Venezuela’s opposition leader urges military to abandon Maduro

Juan Guaidó came out of hiding to make public address, amid protest and civil unrest

Juan Guaidó, the man backed this week as Venezuela’s interim president by the US, has urged the country’s armed forces to “come over to the side of the people” to bring about fresh elections and a return to democracy.

In his first public appearance since his dramatic challenge to President Nicolás Maduro on Wednesday, the de-facto opposition leader told hundreds of cheering supporters in a leafy square in the Caracas neighbourhood of Chacao that they would eventually triumph.

"In Miraflores [the presidential palace] they think this movement will run out of steam. Those who have usurped the symbols of power think we're going to tire," he said. "But Venezuela has woken up and will never sleep again."

Mr Guaidó (35) has breathed new life into Venezuela’s notoriously fragmented and browbeaten opposition since he became president of the National Assembly, or Congress, this month.


On Wednesday, in the midst of a massive anti-government street protest, he took a self-administered oath, declaring himself Venezuela’s interim president in open defiance of Mr Maduro, who has grown increasingly autocratic since he assumed power in 2013.

The US recognised Mr Guaidó as president, as did almost a dozen countries in the Americas, including Brazil, Argentina, Colombia and Canada.

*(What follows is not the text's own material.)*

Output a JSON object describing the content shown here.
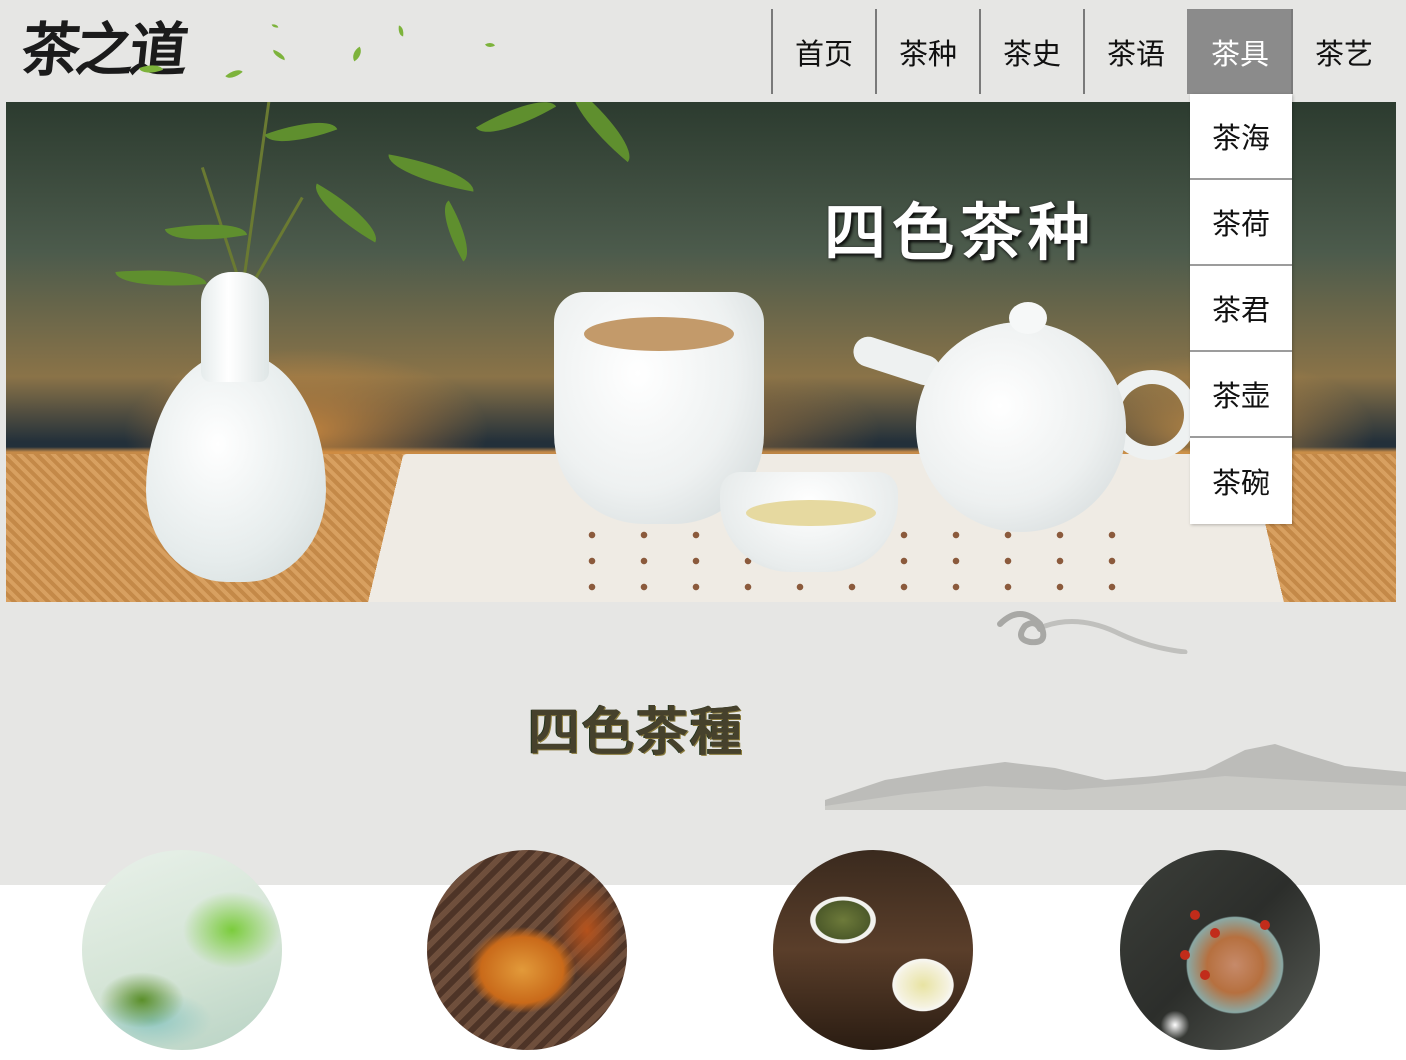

But Russia, China and Turkey said Mr Maduro is still the country's rightful leader.

Crucially, the all-important Venezuelan armed forces have backed him, with Gen Vladimir Padrino López, the defence minister, dismissing Mr Guaidó’s bid for power as unconstitutional and reckless.

Speaking in Geneva on Friday, UN human rights chief Michelle Bachelet warned of an “increasingly incendiary atmosphere” in Venezuela.

She said the situation “may rapidly spiral out of control with catastrophic consequences”.

At least 20 people have been killed this week in clashes across the country, and hundreds injured and arrested.

Human rights groups fear a backlash from Mr Maduro’s security forces if the protests escalate.

“There is every reason to worry that the government’s response to these protests will follow the same pattern we have been documenting in Venezuela since 2014,” said José Miguel Vivanco, Americas director of Human Rights Watch.

Mr Maduro has reacted angrily to what he regards as a rightwing coup attempt orchestrated by the Trump administration in Washington.

He has ordered US embassy staff to leave Venezuela within 72 hours, a deadline that expires this weekend.

Washington has said it will not heed his call.

Mr Maduro has also said he will close Venezuela’s embassy and consulates in the US and recall all staff.

On Thursday, Mr Guaidó wrote to Mike Pompeo, the US secretary of state, "in my position as President in Charge of the Bolivarian Republic of Venezuela," asking for food and medicine for the Venezuelan people "and perhaps even the sending of a hospital ship".

At a meeting of the Washington-based Organization of American States, Mr Pompeo pointedly referred to Mr Maduro as Venezuela’s “former president” and said the US was ready to send $20million (€17.5 million) in humanitarian aid.

The UN Security Council was scheduled to meet on Saturday to discuss the Venezuelan crisis.

Mr Pompeo will underscore US support for the opposition leader and urge other members of the international community to recognise and support Mr Guaidó as the country’s legitimate president, according to a statement from the state department.

Russia’s foreign ministry, meanwhile, has warned that if the US intervenes militarily in Venezuela, it would be “a venture fraught with catastrophic consequences”.

Since his dramatic self-proclamation, Mr Guaidó has kept a low profile and some opposition figures fear the Maduro regime might try to arrest him.

Listening to his speech on Friday, a 75-year-old man who identified himself only as Carlos said: “This is the last chance. We wake up now or we stay silent for the rest of our lives. It’s for Venezuelans to decide.”

Isis Horta, a 39-year-old mother of two, said she still had “a lot of hope” that Mr Guaidó could transform Venezuela with fresh elections and a return to democracy.

Asked what role the armed forces could play in that transition, she said: “I have faith that they will position themselves on the right side of history.” – Copyright The Financial Times Limited 2019